RDP 8904: Changes in the Behaviour of Banks and their Implications for Financial Aggregates 5. Conclusion

Changes in regulations governing banks have allowed a dramatic change in bank behaviour over the past decade. The removal of restrictions on interest rates and maturity of liabilities allowed trading banks to move from being asset managers to being liability managers. The shift initially was gradual following the 1973 deregulation of the CD, but accelerated following the freeing of other bank deposits rates in late 1980, and was largely completed post-1984. For savings banks, this transition started later, as the restrictions on home-loan rates remained in force even after most other restrictions had been lifted.
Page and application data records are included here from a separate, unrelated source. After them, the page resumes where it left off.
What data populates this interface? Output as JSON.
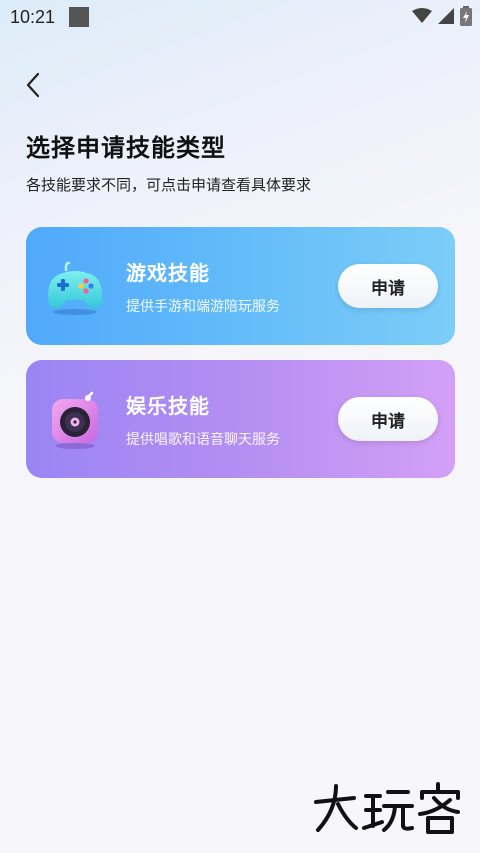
{
  "status_bar": {
    "time": "10:21",
    "icons": [
      "notification-square-icon",
      "wifi-icon",
      "cellular-signal-icon",
      "battery-charging-icon"
    ]
  },
  "header": {
    "back_icon": "chevron-left-icon",
    "title": "选择申请技能类型",
    "subtitle": "各技能要求不同，可点击申请查看具体要求"
  },
  "skills": [
    {
      "title": "游戏技能",
      "description": "提供手游和端游陪玩服务",
      "button_label": "申请",
      "icon": "gamepad-icon",
      "color": "#5aaefb"
    },
    {
      "title": "娱乐技能",
      "description": "提供唱歌和语音聊天服务",
      "button_label": "申请",
      "icon": "music-record-icon",
      "color": "#b48ef2"
    }
  ],
  "watermark": {
    "text": "大玩客"
  }
}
The move from asset management to liability management has implications for the interpretation of monetary aggregates since, under liability management, the stock of money tends to be demand-determined and a coincident rather than a leading indicator of economic activity. The analysis by Bullock, Morris and Stevens of the relationship between financial aggregates and economic activity over the past two decades showed that M3 did in fact change from being a leading to a coincident indicator.

The change from asset management to liability management also means that monetary aggregates can be subject to large fluctuations in response to shifts in the methods of funding by banks. An example of this was the SRD induced shift away from conventional deposits to other forms of funding, and the reversal of this following the change to SRD arrangements last September. The relationship between monetary aggregates and economic activity could therefore become unstable, as found by Bullock, Morris and Stevens.

The announced change to SRD arrangements in August 1988 removed a major incentive for banks to avoid funding themselves through conventional deposits, and brought growth in monetary aggregates more into line with that of lending and credit aggregates.